Last but not least, through regulation some basic social rights have been established, in areas such as occupational safety, working conditions and labour law. These have helped to establish uniform social standards within the common market.
In sum, so far, social rights at the European level are marked by a mainly co-ordinating and harmonising approach, which shows the difficulties of supranational policy-making in this domain. Yet, since the establishment of citizenship of the European Union for all citizens in 1992, the EU and several subsequent judgments by the European Court of Justice have underlined the universal character of this new status and the corresponding rights. And if one takes Marshall for granted, only social rights can guarantee this universality.
This leaves the EU with a straightforward task—to shape the future of its citizens. The continuing debates and research to that end show that there still is an interest in turning the myth into a vision.

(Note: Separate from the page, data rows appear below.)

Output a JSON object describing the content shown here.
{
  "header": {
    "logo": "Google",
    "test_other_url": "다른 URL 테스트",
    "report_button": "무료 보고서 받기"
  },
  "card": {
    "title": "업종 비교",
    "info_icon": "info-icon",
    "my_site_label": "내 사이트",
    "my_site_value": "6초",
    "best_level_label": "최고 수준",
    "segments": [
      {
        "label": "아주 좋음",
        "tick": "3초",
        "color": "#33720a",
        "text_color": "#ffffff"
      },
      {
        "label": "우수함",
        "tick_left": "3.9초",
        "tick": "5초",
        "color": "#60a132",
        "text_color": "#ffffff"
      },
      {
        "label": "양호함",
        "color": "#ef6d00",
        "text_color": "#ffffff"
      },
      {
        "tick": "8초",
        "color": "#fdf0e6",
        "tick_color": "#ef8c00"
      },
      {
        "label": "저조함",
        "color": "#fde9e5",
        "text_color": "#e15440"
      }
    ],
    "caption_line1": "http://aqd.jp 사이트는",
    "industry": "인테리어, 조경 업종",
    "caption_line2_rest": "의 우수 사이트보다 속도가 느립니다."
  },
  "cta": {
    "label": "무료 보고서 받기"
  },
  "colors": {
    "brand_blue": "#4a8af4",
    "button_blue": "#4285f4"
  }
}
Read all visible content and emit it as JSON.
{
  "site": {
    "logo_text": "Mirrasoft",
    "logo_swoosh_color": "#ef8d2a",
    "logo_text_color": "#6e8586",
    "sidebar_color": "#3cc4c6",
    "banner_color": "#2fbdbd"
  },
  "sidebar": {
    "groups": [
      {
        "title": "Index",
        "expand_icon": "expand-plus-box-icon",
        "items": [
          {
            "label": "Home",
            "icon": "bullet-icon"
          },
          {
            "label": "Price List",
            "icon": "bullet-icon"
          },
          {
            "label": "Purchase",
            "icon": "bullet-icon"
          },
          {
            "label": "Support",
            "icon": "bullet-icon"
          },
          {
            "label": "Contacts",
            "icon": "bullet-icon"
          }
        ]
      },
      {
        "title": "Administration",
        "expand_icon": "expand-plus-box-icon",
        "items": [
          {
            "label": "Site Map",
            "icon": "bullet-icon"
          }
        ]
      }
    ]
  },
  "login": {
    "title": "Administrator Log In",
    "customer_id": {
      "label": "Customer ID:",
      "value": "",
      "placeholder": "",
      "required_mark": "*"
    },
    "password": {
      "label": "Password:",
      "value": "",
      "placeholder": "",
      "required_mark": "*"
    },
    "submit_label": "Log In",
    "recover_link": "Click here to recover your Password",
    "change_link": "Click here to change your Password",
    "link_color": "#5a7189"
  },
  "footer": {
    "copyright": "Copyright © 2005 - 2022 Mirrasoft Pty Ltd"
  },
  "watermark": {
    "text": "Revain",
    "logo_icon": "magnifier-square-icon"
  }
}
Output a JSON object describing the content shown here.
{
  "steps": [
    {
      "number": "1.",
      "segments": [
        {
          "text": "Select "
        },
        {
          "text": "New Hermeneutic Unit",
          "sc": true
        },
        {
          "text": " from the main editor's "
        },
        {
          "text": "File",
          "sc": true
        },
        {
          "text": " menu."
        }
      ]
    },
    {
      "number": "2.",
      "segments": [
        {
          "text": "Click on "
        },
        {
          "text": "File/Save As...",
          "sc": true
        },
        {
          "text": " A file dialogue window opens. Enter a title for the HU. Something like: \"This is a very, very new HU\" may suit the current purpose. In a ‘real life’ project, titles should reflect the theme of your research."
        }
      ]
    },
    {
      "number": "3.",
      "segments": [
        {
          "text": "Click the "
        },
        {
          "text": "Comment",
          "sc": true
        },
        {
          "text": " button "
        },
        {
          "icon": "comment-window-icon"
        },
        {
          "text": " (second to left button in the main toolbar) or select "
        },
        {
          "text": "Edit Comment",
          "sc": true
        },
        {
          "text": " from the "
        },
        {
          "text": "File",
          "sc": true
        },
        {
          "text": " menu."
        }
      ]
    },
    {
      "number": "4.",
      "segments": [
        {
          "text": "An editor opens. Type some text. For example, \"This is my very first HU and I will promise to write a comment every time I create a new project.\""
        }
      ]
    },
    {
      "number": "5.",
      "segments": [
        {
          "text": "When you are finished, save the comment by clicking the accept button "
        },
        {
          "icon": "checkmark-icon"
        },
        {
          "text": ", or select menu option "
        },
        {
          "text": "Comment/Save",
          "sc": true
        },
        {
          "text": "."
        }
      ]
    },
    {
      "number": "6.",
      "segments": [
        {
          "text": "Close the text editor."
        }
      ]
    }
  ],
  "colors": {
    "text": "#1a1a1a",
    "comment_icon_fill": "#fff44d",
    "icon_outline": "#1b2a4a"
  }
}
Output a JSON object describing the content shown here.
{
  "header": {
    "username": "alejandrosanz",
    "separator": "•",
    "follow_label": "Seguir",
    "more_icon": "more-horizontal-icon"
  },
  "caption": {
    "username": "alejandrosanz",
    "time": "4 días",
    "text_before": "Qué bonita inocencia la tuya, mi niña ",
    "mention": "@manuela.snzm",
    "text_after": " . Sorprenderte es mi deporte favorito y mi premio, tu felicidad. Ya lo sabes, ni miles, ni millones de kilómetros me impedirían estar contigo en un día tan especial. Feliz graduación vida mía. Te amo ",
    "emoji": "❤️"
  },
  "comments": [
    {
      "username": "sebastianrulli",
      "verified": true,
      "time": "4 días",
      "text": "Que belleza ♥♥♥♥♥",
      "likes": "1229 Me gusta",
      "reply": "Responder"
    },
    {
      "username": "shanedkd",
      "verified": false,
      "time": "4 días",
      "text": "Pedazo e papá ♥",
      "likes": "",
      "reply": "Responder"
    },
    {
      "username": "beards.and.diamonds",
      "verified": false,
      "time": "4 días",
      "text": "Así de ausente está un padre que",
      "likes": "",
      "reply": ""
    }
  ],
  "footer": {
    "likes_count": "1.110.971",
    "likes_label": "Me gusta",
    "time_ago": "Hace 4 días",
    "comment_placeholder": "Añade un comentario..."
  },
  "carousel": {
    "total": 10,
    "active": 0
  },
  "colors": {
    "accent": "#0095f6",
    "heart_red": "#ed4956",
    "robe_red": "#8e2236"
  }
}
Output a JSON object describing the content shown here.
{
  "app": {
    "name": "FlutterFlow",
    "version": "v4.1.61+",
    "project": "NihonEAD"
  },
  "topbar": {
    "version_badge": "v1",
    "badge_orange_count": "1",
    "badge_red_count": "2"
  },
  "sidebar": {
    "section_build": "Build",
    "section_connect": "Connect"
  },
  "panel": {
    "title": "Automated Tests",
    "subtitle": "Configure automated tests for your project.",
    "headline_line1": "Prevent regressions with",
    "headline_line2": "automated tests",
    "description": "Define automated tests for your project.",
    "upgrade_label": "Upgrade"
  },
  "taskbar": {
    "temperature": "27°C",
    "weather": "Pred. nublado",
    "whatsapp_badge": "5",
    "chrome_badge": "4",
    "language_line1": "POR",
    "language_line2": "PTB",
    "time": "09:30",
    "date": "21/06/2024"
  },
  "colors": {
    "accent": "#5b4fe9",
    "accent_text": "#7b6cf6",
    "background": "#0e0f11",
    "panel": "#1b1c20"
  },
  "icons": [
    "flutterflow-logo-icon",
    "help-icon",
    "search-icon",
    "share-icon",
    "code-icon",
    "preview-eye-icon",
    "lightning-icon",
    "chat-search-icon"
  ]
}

Stefanie Börner is an assistant professor at the Department of Sociology, University of Magdeburg. Her areas of interest include European integration, social and employment policies and social theory.